Genome-wide analysis methods, such as array comparative genomic hybridization (CGH) and whole-genome sequencing (WGS), have greatly advanced the identification of structural variants (SVs) in the human genome. However, even with standard high-throughput sequencing techniques, complex rearrangements with multiple breakpoints are often difficult to resolve, and predicting their effects on gene expression and phenotype remains a challenge. Here, we address these problems by using high-throughput chromosome conformation capture (Hi-C) generated from cultured cells of nine individuals with developmental disorders (DDs). Three individuals had previously been identified as harboring duplications at the SOX9 locus and six had been identified with translocations.
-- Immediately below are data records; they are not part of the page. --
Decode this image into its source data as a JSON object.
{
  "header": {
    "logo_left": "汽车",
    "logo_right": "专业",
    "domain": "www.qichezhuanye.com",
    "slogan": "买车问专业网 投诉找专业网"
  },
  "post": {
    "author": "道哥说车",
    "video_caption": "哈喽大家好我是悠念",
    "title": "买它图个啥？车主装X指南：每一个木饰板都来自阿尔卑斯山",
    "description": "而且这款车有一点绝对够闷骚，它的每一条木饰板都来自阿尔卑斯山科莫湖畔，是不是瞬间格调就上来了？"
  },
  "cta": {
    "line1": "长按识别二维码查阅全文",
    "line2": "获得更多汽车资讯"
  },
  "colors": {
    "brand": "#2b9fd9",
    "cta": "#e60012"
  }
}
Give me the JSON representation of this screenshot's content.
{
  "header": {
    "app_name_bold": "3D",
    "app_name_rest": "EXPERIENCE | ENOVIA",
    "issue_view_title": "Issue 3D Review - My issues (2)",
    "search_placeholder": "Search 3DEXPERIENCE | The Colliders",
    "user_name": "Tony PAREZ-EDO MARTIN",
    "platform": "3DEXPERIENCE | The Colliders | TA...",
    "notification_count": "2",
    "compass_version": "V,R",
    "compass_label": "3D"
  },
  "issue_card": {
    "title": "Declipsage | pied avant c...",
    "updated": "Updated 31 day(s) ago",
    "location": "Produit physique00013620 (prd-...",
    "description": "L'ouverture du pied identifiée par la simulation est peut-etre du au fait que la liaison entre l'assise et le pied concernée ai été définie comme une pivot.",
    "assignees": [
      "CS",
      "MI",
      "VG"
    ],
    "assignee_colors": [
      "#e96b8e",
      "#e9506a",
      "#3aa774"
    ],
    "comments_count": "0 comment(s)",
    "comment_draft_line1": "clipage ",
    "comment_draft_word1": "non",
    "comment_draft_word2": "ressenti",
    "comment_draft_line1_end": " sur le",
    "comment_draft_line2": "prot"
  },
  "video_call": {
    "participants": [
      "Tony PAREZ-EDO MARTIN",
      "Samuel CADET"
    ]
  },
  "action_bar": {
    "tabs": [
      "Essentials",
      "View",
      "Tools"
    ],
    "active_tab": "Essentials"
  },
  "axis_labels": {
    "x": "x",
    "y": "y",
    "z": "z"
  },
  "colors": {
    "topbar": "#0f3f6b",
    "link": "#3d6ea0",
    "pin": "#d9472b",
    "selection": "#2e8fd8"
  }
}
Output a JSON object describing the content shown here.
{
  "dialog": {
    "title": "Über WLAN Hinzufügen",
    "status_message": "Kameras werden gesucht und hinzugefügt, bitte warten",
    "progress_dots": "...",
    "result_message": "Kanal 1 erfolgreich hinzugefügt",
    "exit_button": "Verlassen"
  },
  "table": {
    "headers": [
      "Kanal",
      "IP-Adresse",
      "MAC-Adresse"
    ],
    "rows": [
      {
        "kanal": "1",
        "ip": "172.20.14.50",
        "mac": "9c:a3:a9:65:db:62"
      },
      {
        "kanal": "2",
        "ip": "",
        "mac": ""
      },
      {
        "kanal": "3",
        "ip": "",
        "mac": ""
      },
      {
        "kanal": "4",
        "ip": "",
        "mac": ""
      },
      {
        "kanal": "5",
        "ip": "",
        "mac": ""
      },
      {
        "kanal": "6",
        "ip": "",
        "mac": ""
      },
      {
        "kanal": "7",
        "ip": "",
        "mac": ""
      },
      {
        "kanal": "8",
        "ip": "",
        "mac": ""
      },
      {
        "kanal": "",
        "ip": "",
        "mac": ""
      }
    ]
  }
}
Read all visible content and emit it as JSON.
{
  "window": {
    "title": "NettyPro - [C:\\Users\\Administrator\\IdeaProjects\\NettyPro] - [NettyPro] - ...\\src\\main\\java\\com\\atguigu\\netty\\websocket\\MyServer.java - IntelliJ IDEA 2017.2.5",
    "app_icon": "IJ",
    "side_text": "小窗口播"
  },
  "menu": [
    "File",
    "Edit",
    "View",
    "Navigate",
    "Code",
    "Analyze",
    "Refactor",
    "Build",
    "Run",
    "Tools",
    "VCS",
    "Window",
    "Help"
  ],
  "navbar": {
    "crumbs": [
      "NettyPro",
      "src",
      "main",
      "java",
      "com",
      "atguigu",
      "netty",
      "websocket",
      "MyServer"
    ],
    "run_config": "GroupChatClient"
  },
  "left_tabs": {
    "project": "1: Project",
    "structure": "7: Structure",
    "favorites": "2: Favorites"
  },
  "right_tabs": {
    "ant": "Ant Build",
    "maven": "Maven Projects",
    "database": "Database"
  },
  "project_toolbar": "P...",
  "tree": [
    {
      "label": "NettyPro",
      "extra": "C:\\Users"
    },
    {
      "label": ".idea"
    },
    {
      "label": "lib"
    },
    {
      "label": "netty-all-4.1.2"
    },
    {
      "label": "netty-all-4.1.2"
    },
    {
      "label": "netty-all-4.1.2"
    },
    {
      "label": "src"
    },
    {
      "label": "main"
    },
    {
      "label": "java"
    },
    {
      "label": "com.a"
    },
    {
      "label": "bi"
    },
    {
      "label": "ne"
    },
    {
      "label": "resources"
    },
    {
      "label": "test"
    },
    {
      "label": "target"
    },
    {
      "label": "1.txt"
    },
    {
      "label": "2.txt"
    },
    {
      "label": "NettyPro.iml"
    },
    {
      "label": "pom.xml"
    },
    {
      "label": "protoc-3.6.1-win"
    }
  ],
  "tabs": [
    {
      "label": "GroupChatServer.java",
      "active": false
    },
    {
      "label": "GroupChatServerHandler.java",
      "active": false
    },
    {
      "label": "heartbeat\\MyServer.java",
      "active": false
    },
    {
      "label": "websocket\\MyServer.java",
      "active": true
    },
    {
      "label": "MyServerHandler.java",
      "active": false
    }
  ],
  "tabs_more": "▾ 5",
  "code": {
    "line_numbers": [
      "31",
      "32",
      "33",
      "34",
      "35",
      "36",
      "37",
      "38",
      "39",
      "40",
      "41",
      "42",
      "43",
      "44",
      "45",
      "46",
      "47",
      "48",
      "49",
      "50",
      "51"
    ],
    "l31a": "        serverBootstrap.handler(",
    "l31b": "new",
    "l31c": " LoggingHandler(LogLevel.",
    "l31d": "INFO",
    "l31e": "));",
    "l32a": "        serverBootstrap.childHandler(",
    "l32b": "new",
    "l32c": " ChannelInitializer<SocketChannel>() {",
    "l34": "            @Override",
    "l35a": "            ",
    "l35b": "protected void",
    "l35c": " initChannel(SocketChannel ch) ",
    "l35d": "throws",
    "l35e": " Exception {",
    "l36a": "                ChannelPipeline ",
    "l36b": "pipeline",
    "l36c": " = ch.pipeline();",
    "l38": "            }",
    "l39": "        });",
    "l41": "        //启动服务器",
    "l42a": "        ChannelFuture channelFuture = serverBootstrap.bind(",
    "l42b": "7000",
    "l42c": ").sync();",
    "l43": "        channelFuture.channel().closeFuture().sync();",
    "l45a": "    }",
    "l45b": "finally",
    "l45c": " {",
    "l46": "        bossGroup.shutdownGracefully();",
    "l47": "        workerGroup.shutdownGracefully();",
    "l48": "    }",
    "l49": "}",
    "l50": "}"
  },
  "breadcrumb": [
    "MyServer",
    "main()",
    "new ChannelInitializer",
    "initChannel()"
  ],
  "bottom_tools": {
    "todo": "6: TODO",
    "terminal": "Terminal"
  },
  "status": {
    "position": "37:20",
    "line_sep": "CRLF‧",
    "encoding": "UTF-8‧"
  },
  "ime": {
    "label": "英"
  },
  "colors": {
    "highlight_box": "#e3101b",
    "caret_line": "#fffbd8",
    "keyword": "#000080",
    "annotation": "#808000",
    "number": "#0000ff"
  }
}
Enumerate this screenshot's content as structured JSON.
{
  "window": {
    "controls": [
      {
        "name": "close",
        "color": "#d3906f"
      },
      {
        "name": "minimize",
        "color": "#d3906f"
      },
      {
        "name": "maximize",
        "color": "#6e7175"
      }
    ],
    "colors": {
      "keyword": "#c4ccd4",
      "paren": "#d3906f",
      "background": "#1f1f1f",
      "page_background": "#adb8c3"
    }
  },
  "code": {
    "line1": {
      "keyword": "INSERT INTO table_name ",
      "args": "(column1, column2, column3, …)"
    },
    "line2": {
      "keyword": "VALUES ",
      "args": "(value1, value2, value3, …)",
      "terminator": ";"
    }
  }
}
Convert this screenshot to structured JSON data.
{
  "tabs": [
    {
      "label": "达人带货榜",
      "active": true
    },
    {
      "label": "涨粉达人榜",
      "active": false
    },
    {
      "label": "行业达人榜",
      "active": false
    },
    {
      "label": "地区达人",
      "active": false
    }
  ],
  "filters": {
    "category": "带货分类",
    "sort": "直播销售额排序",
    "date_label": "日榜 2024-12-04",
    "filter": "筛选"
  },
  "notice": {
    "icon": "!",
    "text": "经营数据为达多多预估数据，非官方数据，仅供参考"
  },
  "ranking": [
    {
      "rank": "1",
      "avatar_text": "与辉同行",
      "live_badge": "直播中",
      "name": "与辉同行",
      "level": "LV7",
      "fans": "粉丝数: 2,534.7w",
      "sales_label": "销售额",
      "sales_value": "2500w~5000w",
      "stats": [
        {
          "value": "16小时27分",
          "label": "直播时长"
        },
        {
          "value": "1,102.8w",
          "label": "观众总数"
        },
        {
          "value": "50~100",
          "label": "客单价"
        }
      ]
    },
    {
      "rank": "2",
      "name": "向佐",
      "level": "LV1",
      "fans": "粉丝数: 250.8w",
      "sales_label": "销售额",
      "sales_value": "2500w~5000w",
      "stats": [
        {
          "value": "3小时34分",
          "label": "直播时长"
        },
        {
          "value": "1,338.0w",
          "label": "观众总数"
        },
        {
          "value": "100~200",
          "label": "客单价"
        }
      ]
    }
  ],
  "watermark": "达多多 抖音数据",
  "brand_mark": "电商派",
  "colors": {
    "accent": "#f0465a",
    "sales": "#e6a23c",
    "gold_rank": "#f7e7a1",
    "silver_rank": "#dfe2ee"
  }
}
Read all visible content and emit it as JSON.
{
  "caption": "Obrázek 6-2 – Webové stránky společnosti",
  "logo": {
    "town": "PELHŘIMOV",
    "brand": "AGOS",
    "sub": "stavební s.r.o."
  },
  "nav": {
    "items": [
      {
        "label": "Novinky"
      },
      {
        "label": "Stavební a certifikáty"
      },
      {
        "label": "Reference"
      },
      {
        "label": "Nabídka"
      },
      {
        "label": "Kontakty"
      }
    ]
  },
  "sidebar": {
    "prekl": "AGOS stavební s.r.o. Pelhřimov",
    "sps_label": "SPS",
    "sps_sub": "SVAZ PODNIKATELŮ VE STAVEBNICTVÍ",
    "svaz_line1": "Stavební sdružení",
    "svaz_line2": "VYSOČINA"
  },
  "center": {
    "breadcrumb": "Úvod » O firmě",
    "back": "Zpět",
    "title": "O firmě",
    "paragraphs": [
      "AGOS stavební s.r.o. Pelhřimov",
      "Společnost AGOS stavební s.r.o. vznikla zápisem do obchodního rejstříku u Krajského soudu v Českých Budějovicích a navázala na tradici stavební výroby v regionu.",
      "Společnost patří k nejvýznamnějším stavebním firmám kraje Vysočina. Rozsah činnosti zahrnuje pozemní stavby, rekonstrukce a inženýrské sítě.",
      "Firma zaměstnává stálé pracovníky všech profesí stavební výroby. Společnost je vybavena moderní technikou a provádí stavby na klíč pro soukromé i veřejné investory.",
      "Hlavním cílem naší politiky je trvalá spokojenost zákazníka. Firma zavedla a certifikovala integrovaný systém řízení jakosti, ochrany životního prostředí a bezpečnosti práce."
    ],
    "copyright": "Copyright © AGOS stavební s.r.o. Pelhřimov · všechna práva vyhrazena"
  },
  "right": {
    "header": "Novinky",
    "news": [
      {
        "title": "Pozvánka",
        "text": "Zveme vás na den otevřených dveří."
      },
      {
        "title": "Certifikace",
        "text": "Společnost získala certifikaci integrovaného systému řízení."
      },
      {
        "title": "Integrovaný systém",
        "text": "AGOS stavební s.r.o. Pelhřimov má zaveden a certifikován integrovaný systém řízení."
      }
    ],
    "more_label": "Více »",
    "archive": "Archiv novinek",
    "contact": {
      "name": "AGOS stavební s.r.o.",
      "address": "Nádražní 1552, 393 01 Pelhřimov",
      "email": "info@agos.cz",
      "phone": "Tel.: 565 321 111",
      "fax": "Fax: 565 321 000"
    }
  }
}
Hi-C resolved the positions of the duplications and was instructive in interpreting their distinct pathogenic effects, including the formation of new topologically associating domains (neo-TADs). Hi-C was very sensitive in detecting translocations, and it revealed previously unrecognized complex rearrangements at the breakpoints. In several cases, we observed the formation of fused-TADs promoting ectopic enhancer-promoter interactions that were likely to be involved in the disease pathology. In summary, we show that Hi-C is a sensible method for the detection of complex SVs in a clinical setting. The results help interpret the possible pathogenic effects of the SVs in individuals with DDs.
Research Areas and Centers
- Research Area: Medical Genetics